It’s doubtful Iger would bring back the complimentary Fastpass program. The Genie+ revenue stream is already out of the bottle. (Sorry, couldn’t resist that last one.) But the program needs to be radically modified and made much simpler. Universal Express, the skip-the-line service offered by Universal Orlando, is a great model. Guests pay one price for the pass and simply show it to ride attendants to get in the expedited lines. No phones, no scheduled ride times, no hassle.
One thing Iger could, and really should do fairly quickly is get rid of park reservations. Sure, they were necessary during the earlier days of the pandemic. But most parks have done away with them now, and Disney should as well. That would go a long way in making the guest experience better.
Yes, demand remains remarkably high at the Disney parks, despite all of their shortcomings. That’s because they are wonderful, and people have a longstanding and abiding appreciation for them. Really, the parks are victims of their own success; long lines and high prices are the result of that. But I have to believe that the annoyances of park reservations, Genie+, and the like will eventually erode goodwill and have an impact on the bottom line.
Attraction downtime is another problem that’s making lines long and nerves frayed. I’m not sure what Iger or anybody could do to address the inherent complexities of sophisticated attractions like Star Wars: Rise of the Resistance and Remy's Ratatouille Adventure. But it sure would be nice if they could be kept up and running at full capacity all of the time.
It’s also not Chapek’s, or really anybody’s fault, that Disney is having a hard time fully staffing its parks. That has an impact on service and wait times as well. I get why COVID threw a curveball at the workforce at large, but I don’t understand why so many people are still choosing not to work and how they are able to pay their bills. How is it that so many people are able to visit the Disney parks and pay inflated prices to do so, yet there are not enough cast members to serve them? Might Iger help develop an initiative to hire more staff?
A great way to reduce wait times would be to increase capacity. More high-profile, high-capacity attractions like TRON Lightcycle Run, which is coming next year to the Magic Kingdom at Disney World, would certainly help. Until Disney gets its finances in order, however, it might be difficult to come up with the cash for major investments.
It would make even more sense for both Disney World and Disneyland to each add new gated parks. That would really increase capacity. With Universal’s Epic Universe on track to open in 2025, it would especially make sense in Florida. It’s virtually impossible for Iger to develop and open a new gate in time to compete with Disney’s I-4 rival. But he could at least make some major announcements of things to come, thereby generating excitement and hogging a bit of the spotlight.
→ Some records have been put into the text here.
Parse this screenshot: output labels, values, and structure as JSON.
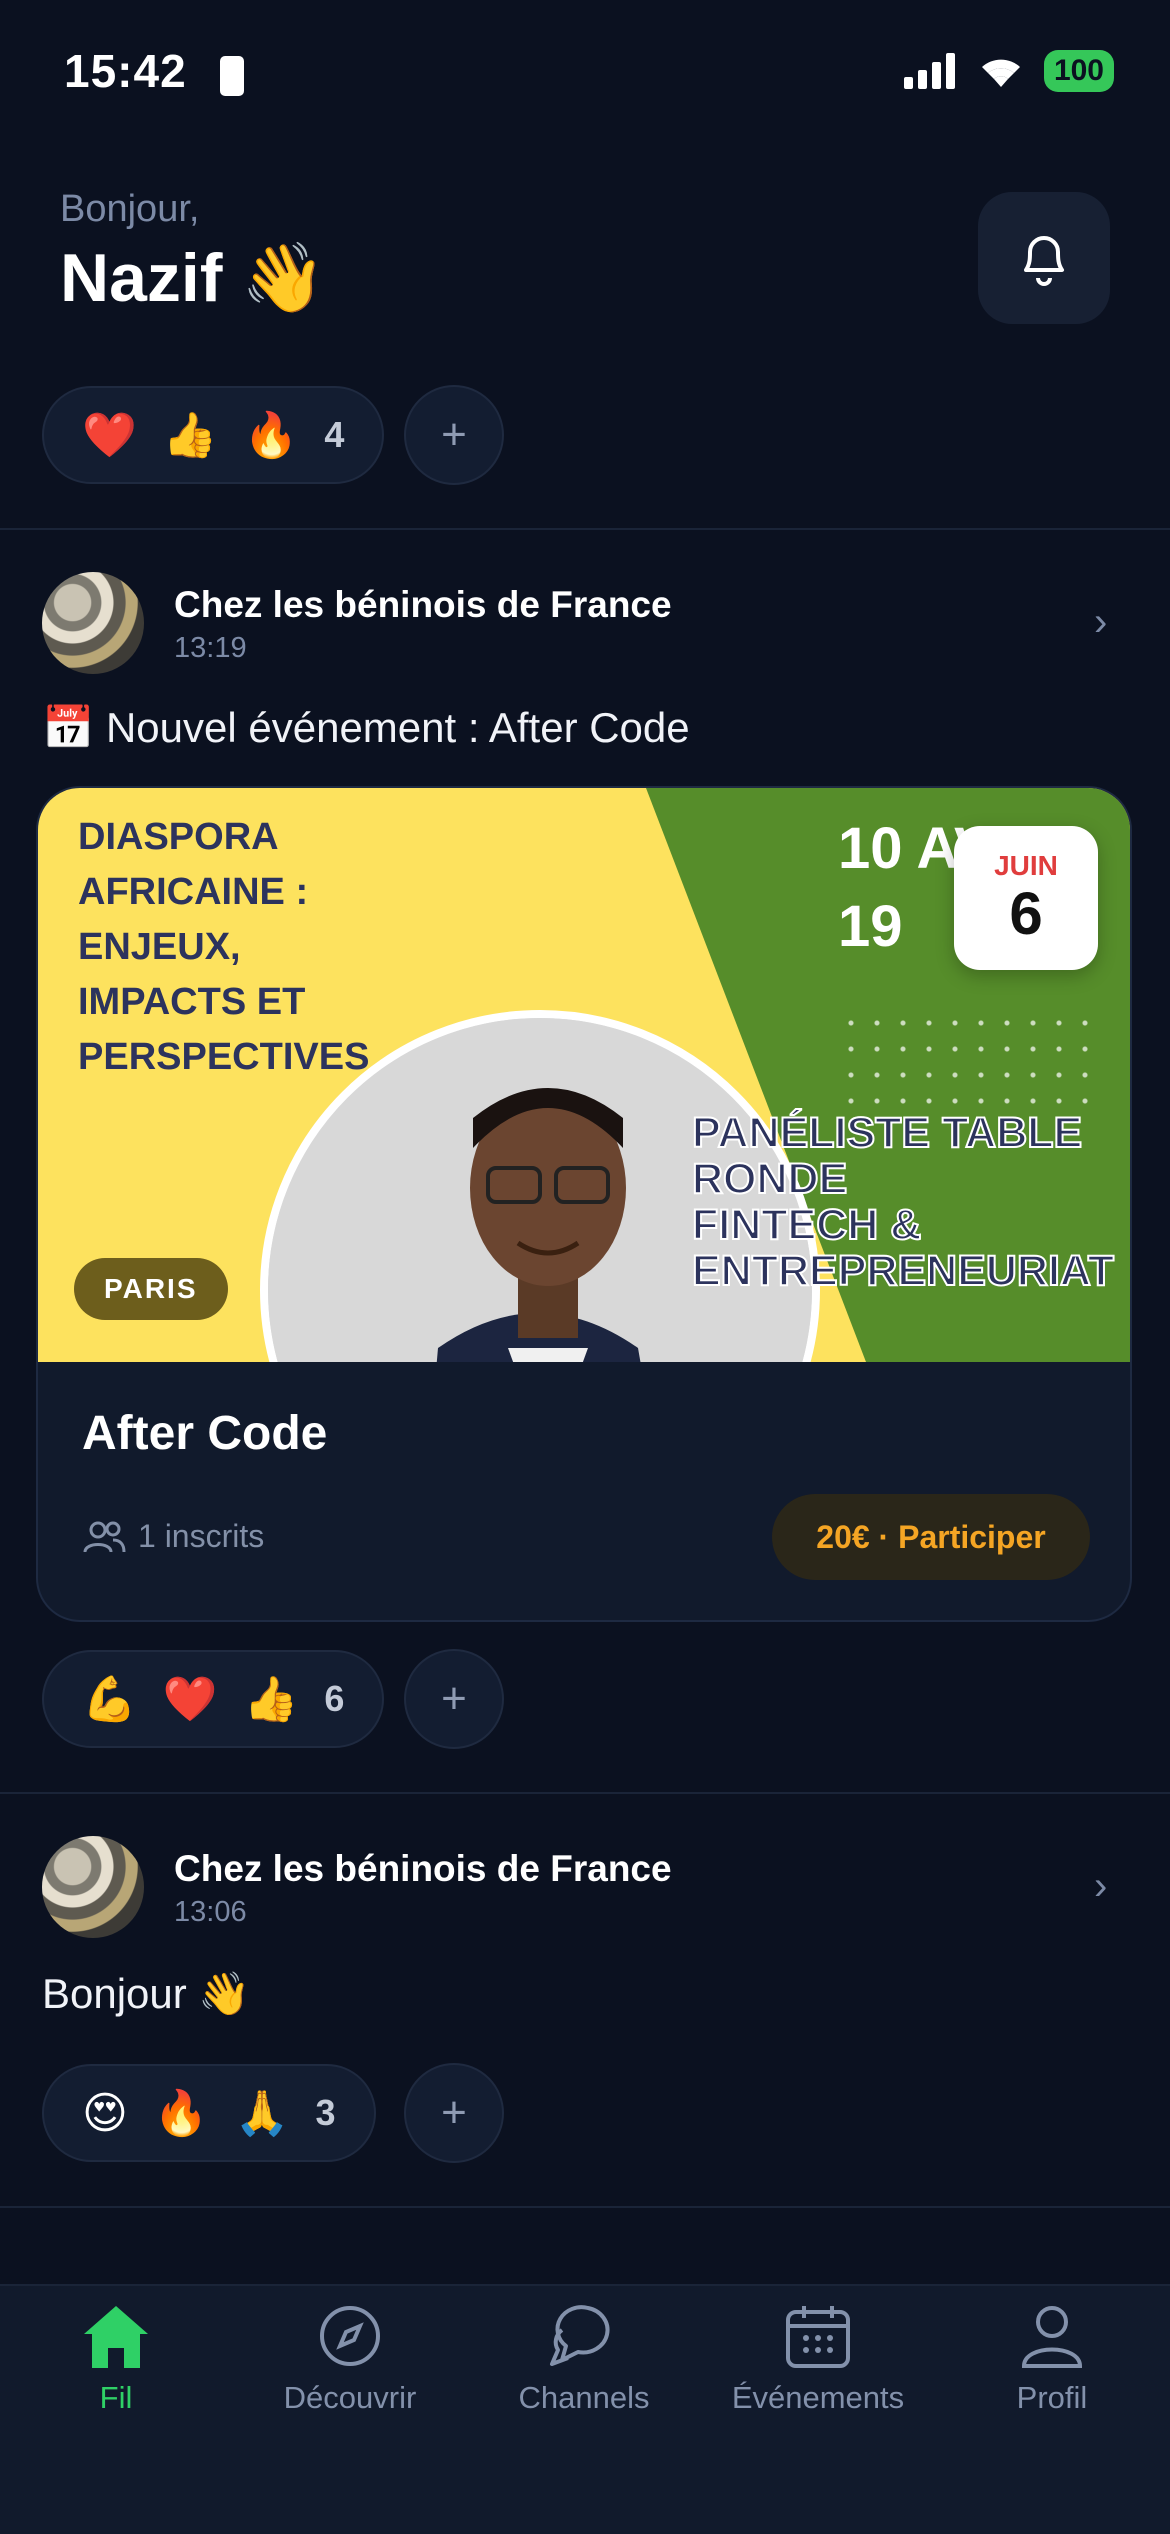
{
  "status_bar": {
    "time": "15:42",
    "battery": "100"
  },
  "header": {
    "greeting": "Bonjour,",
    "name": "Nazif 👋"
  },
  "top_reactions": {
    "emojis": [
      "❤️",
      "👍",
      "🔥"
    ],
    "count": "4",
    "add": "+"
  },
  "posts": [
    {
      "author": "Chez les béninois de France",
      "time": "13:19",
      "text": "📅 Nouvel événement : After Code",
      "event": {
        "banner_title": "DIASPORA\nAFRICAINE :\nENJEUX,\nIMPACTS ET\nPERSPECTIVES",
        "banner_date": "10 AVRIL\n19",
        "banner_panel": "PANÉLISTE TABLE\nRONDE\nFINTECH &\nENTREPRENEURIAT",
        "location_tag": "PARIS",
        "badge_month": "JUIN",
        "badge_day": "6",
        "title": "After Code",
        "registered": "1 inscrits",
        "cta": "20€ · Participer"
      },
      "reactions": {
        "emojis": [
          "💪",
          "❤️",
          "👍"
        ],
        "count": "6",
        "add": "+"
      }
    },
    {
      "author": "Chez les béninois de France",
      "time": "13:06",
      "text": "Bonjour 👋",
      "reactions": {
        "emojis": [
          "😍",
          "🔥",
          "🙏"
        ],
        "count": "3",
        "add": "+"
      }
    }
  ],
  "tabs": [
    {
      "label": "Fil",
      "icon": "home-icon",
      "active": true
    },
    {
      "label": "Découvrir",
      "icon": "compass-icon"
    },
    {
      "label": "Channels",
      "icon": "chat-icon"
    },
    {
      "label": "Événements",
      "icon": "calendar-icon"
    },
    {
      "label": "Profil",
      "icon": "user-icon"
    }
  ],
  "colors": {
    "background": "#0b1120",
    "accent_green": "#2fd066",
    "cta_orange": "#f5a524"
  }
}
Well, that’s quite a laundry list I’ve prepared for Mr. Iger. As I said, with so much to fix throughout the company, it’s probable he won’t be concentrating on the parks much in the short term. Iger’s newly negotiated term at the helm is only for two years, and one of his primary mandates from Disney’s board is to develop a successor.
One of the names being tossed around as possible heir apparent is D’Amaro. He fits the Iger mold and certainly has the charisma and credibility for the position. Hey Josh, how about you pad your résumé by working with the new/old Bob to work on some of these issues at the parks?
What was your reaction when you heard the news about Chapek’s departure and Iger’s return? What would you like to see Iger address at the parks? Realistically, what do you think he will be able to accomplish?